■ **AIM OF THE TASK**:
Make an exact copy of all the records, one that contains none of the pictures.

(DATASET)

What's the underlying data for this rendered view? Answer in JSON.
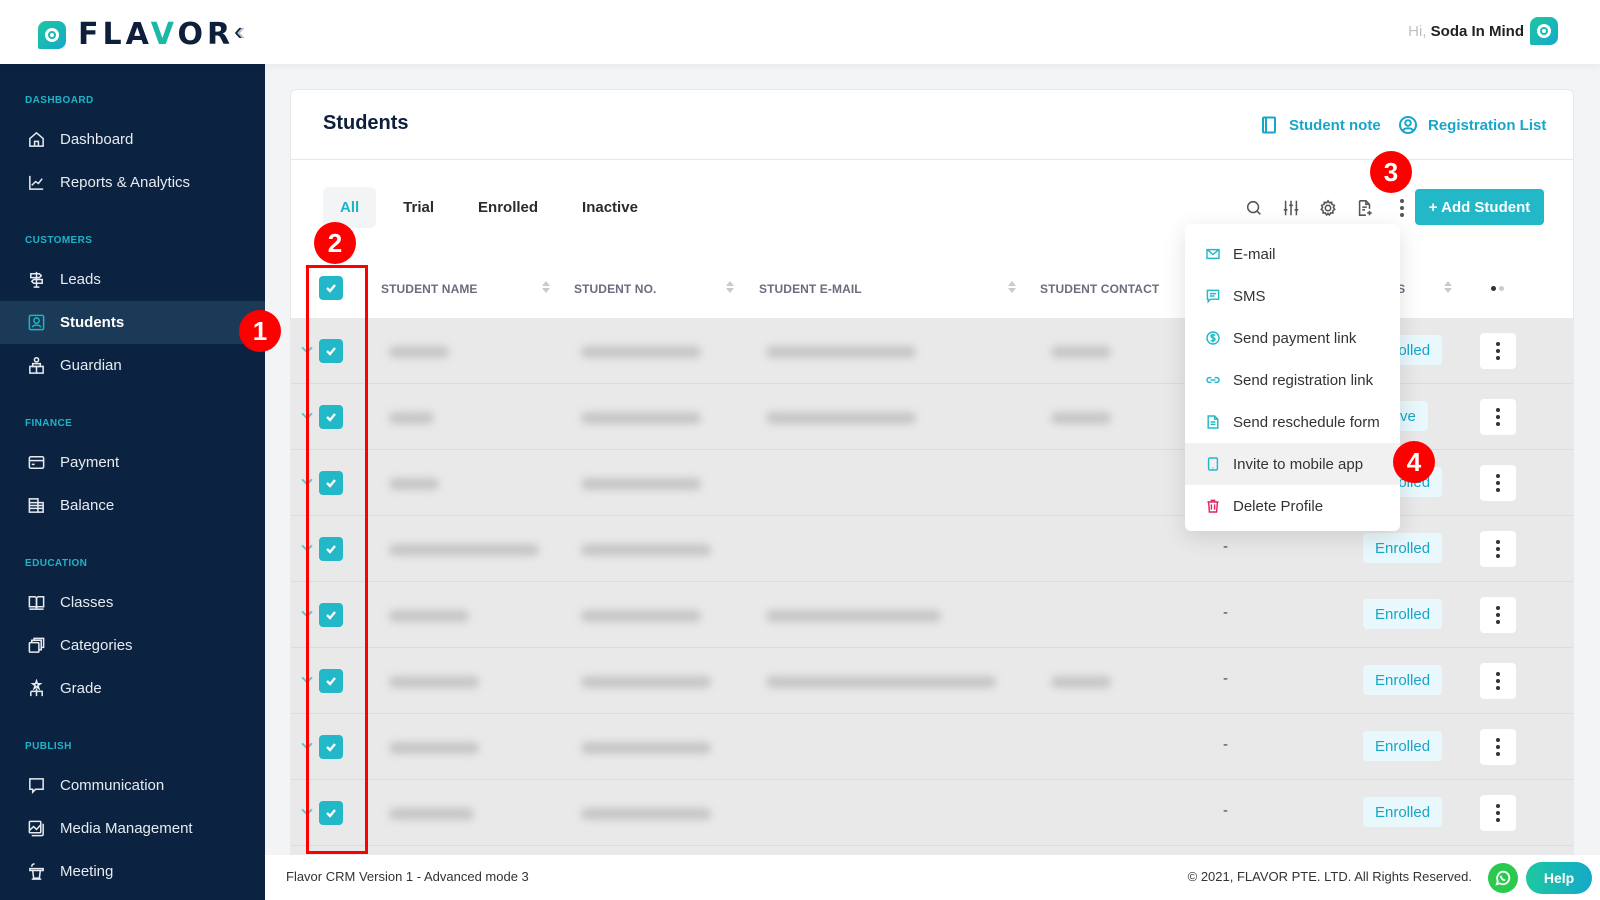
{
  "app": {
    "brand": "FLAVOR",
    "greeting_prefix": "Hi,",
    "user_name": "Soda In Mind"
  },
  "sidebar": {
    "sections": [
      {
        "label": "DASHBOARD",
        "items": [
          {
            "label": "Dashboard",
            "icon": "home-icon"
          },
          {
            "label": "Reports & Analytics",
            "icon": "chart-line-icon"
          }
        ]
      },
      {
        "label": "CUSTOMERS",
        "items": [
          {
            "label": "Leads",
            "icon": "signpost-icon"
          },
          {
            "label": "Students",
            "icon": "user-square-icon",
            "active": true
          },
          {
            "label": "Guardian",
            "icon": "guardian-icon"
          }
        ]
      },
      {
        "label": "FINANCE",
        "items": [
          {
            "label": "Payment",
            "icon": "credit-card-icon"
          },
          {
            "label": "Balance",
            "icon": "balance-icon"
          }
        ]
      },
      {
        "label": "EDUCATION",
        "items": [
          {
            "label": "Classes",
            "icon": "book-open-icon"
          },
          {
            "label": "Categories",
            "icon": "stack-icon"
          },
          {
            "label": "Grade",
            "icon": "grade-icon"
          }
        ]
      },
      {
        "label": "PUBLISH",
        "items": [
          {
            "label": "Communication",
            "icon": "message-square-icon"
          },
          {
            "label": "Media Management",
            "icon": "image-stack-icon"
          },
          {
            "label": "Meeting",
            "icon": "podium-icon"
          }
        ]
      }
    ]
  },
  "page": {
    "title": "Students",
    "links": {
      "student_note": "Student note",
      "registration_list": "Registration List"
    },
    "tabs": [
      {
        "label": "All",
        "active": true
      },
      {
        "label": "Trial"
      },
      {
        "label": "Enrolled"
      },
      {
        "label": "Inactive"
      }
    ],
    "toolbar": {
      "icons": [
        "search-icon",
        "filter-sliders-icon",
        "gear-icon",
        "file-add-icon",
        "more-vertical-icon"
      ],
      "add_label": "+ Add Student"
    },
    "table": {
      "columns": [
        "STUDENT NAME",
        "STUDENT NO.",
        "STUDENT E-MAIL",
        "STUDENT CONTACT",
        "ATUS"
      ],
      "rows": [
        {
          "checked": true,
          "name": "[blurred]",
          "student_no": "[blurred]",
          "email": "[blurred]",
          "contact": "[blurred]",
          "guardian": "",
          "status": "Enrolled"
        },
        {
          "checked": true,
          "name": "[blurred]",
          "student_no": "[blurred]",
          "email": "[blurred]",
          "contact": "[blurred]",
          "guardian": "",
          "status": "Active"
        },
        {
          "checked": true,
          "name": "[blurred]",
          "student_no": "[blurred]",
          "email": "-",
          "contact": "-",
          "guardian": "",
          "status": "Enrolled"
        },
        {
          "checked": true,
          "name": "[blurred]",
          "student_no": "[blurred]",
          "email": "-",
          "contact": "-",
          "guardian": "-",
          "status": "Enrolled"
        },
        {
          "checked": true,
          "name": "[blurred]",
          "student_no": "[blurred]",
          "email": "[blurred]",
          "contact": "-",
          "guardian": "-",
          "status": "Enrolled"
        },
        {
          "checked": true,
          "name": "[blurred]",
          "student_no": "[blurred]",
          "email": "[blurred]",
          "contact": "[blurred]",
          "guardian": "-",
          "status": "Enrolled"
        },
        {
          "checked": true,
          "name": "[blurred]",
          "student_no": "[blurred]",
          "email": "-",
          "contact": "-",
          "guardian": "-",
          "status": "Enrolled"
        },
        {
          "checked": true,
          "name": "[blurred]",
          "student_no": "[blurred]",
          "email": "-",
          "contact": "-",
          "guardian": "-",
          "status": "Enrolled"
        }
      ]
    },
    "dropdown": {
      "items": [
        {
          "label": "E-mail",
          "icon": "mail-icon"
        },
        {
          "label": "SMS",
          "icon": "sms-icon"
        },
        {
          "label": "Send payment link",
          "icon": "dollar-circle-icon"
        },
        {
          "label": "Send registration link",
          "icon": "link-icon"
        },
        {
          "label": "Send reschedule form",
          "icon": "document-icon"
        },
        {
          "label": "Invite to mobile app",
          "icon": "mobile-icon",
          "hover": true
        },
        {
          "label": "Delete Profile",
          "icon": "trash-icon",
          "danger": true
        }
      ]
    }
  },
  "annotations": [
    "1",
    "2",
    "3",
    "4"
  ],
  "footer": {
    "version": "Flavor CRM Version 1 - Advanced mode 3",
    "copyright": "© 2021, FLAVOR PTE. LTD. All Rights Reserved.",
    "help_label": "Help"
  },
  "colors": {
    "accent": "#22b8c8",
    "sidebar_bg": "#0b2340",
    "danger": "#e0245e",
    "annotation": "#ff0000"
  }
}
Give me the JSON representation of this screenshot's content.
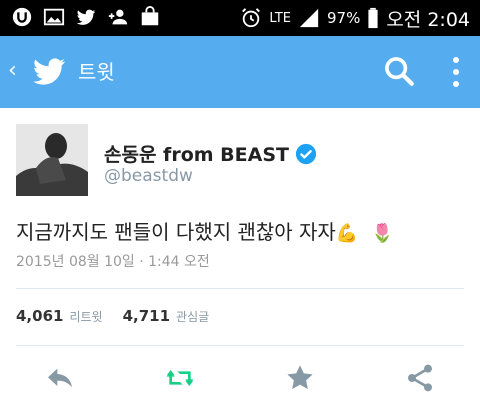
{
  "status_bar": {
    "network": "LTE",
    "battery": "97%",
    "time": "오전 2:04"
  },
  "app_bar": {
    "title": "트윗"
  },
  "tweet": {
    "display_name": "손동운 from BEAST",
    "handle": "@beastdw",
    "text": "지금까지도 팬들이 다했지 괜찮아 자자",
    "emojis": [
      "💪",
      "🌷"
    ],
    "timestamp": "2015년 08월 10일 · 1:44 오전"
  },
  "stats": {
    "retweets_count": "4,061",
    "retweets_label": "리트윗",
    "favorites_count": "4,711",
    "favorites_label": "관심글"
  },
  "colors": {
    "app_bar": "#55acee",
    "verified": "#1da1f2",
    "retweet_action": "#19cf86",
    "action_gray": "#8899a6"
  }
}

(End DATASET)

■ **RESULT BELOW**:
What's the underlying data for this rendered view? Answer in JSON.
{
  "app": {
    "brand": "FLAVOR",
    "greeting_prefix": "Hi,",
    "user_name": "Soda In Mind"
  },
  "sidebar": {
    "sections": [
      {
        "label": "DASHBOARD",
        "items": [
          {
            "label": "Dashboard",
            "icon": "home-icon"
          },
          {
            "label": "Reports & Analytics",
            "icon": "chart-line-icon"
          }
        ]
      },
      {
        "label": "CUSTOMERS",
        "items": [
          {
            "label": "Leads",
            "icon": "signpost-icon"
          },
          {
            "label": "Students",
            "icon": "user-square-icon",
            "active": true
          },
          {
            "label": "Guardian",
            "icon": "guardian-icon"
          }
        ]
      },
      {
        "label": "FINANCE",
        "items": [
          {
            "label": "Payment",
            "icon": "credit-card-icon"
          },
          {
            "label": "Balance",
            "icon": "balance-icon"
          }
        ]
      },
      {
        "label": "EDUCATION",
        "items": [
          {
            "label": "Classes",
            "icon": "book-open-icon"
          },
          {
            "label": "Categories",
            "icon": "stack-icon"
          },
          {
            "label": "Grade",
            "icon": "grade-icon"
          }
        ]
      },
      {
        "label": "PUBLISH",
        "items": [
          {
            "label": "Communication",
            "icon": "message-square-icon"
          },
          {
            "label": "Media Management",
            "icon": "image-stack-icon"
          },
          {
            "label": "Meeting",
            "icon": "podium-icon"
          }
        ]
      }
    ]
  },
  "page": {
    "title": "Students",
    "links": {
      "student_note": "Student note",
      "registration_list": "Registration List"
    },
    "tabs": [
      {
        "label": "All",
        "active": true
      },
      {
        "label": "Trial"
      },
      {
        "label": "Enrolled"
      },
      {
        "label": "Inactive"
      }
    ],
    "toolbar": {
      "icons": [
        "search-icon",
        "filter-sliders-icon",
        "gear-icon",
        "file-add-icon",
        "more-vertical-icon"
      ],
      "add_label": "+ Add Student"
    },
    "table": {
      "columns": [
        "STUDENT NAME",
        "STUDENT NO.",
        "STUDENT E-MAIL",
        "STUDENT CONTACT",
        "ATUS"
      ],
      "rows": [
        {
          "checked": true,
          "name": "[blurred]",
          "student_no": "[blurred]",
          "email": "[blurred]",
          "contact": "[blurred]",
          "guardian": "",
          "status": "Enrolled"
        },
        {
          "checked": true,
          "name": "[blurred]",
          "student_no": "[blurred]",
          "email": "[blurred]",
          "contact": "[blurred]",
          "guardian": "",
          "status": "Active"
        },
        {
          "checked": true,
          "name": "[blurred]",
          "student_no": "[blurred]",
          "email": "-",
          "contact": "-",
          "guardian": "",
          "status": "Enrolled"
        },
        {
          "checked": true,
          "name": "[blurred]",
          "student_no": "[blurred]",
          "email": "-",
          "contact": "-",
          "guardian": "-",
          "status": "Enrolled"
        },
        {
          "checked": true,
          "name": "[blurred]",
          "student_no": "[blurred]",
          "email": "[blurred]",
          "contact": "-",
          "guardian": "-",
          "status": "Enrolled"
        },
        {
          "checked": true,
          "name": "[blurred]",
          "student_no": "[blurred]",
          "email": "[blurred]",
          "contact": "[blurred]",
          "guardian": "-",
          "status": "Enrolled"
        },
        {
          "checked": true,
          "name": "[blurred]",
          "student_no": "[blurred]",
          "email": "-",
          "contact": "-",
          "guardian": "-",
          "status": "Enrolled"
        },
        {
          "checked": true,
          "name": "[blurred]",
          "student_no": "[blurred]",
          "email": "-",
          "contact": "-",
          "guardian": "-",
          "status": "Enrolled"
        }
      ]
    },
    "dropdown": {
      "items": [
        {
          "label": "E-mail",
          "icon": "mail-icon"
        },
        {
          "label": "SMS",
          "icon": "sms-icon"
        },
        {
          "label": "Send payment link",
          "icon": "dollar-circle-icon"
        },
        {
          "label": "Send registration link",
          "icon": "link-icon"
        },
        {
          "label": "Send reschedule form",
          "icon": "document-icon"
        },
        {
          "label": "Invite to mobile app",
          "icon": "mobile-icon",
          "hover": true
        },
        {
          "label": "Delete Profile",
          "icon": "trash-icon",
          "danger": true
        }
      ]
    }
  },
  "annotations": [
    "1",
    "2",
    "3",
    "4"
  ],
  "footer": {
    "version": "Flavor CRM Version 1 - Advanced mode 3",
    "copyright": "© 2021, FLAVOR PTE. LTD. All Rights Reserved.",
    "help_label": "Help"
  },
  "colors": {
    "accent": "#22b8c8",
    "sidebar_bg": "#0b2340",
    "danger": "#e0245e",
    "annotation": "#ff0000"
  }
}
Give me the JSON representation of this screenshot's content.
{
  "status_bar": {
    "network": "LTE",
    "battery": "97%",
    "time": "오전 2:04"
  },
  "app_bar": {
    "title": "트윗"
  },
  "tweet": {
    "display_name": "손동운 from BEAST",
    "handle": "@beastdw",
    "text": "지금까지도 팬들이 다했지 괜찮아 자자",
    "emojis": [
      "💪",
      "🌷"
    ],
    "timestamp": "2015년 08월 10일 · 1:44 오전"
  },
  "stats": {
    "retweets_count": "4,061",
    "retweets_label": "리트윗",
    "favorites_count": "4,711",
    "favorites_label": "관심글"
  },
  "colors": {
    "app_bar": "#55acee",
    "verified": "#1da1f2",
    "retweet_action": "#19cf86",
    "action_gray": "#8899a6"
  }
}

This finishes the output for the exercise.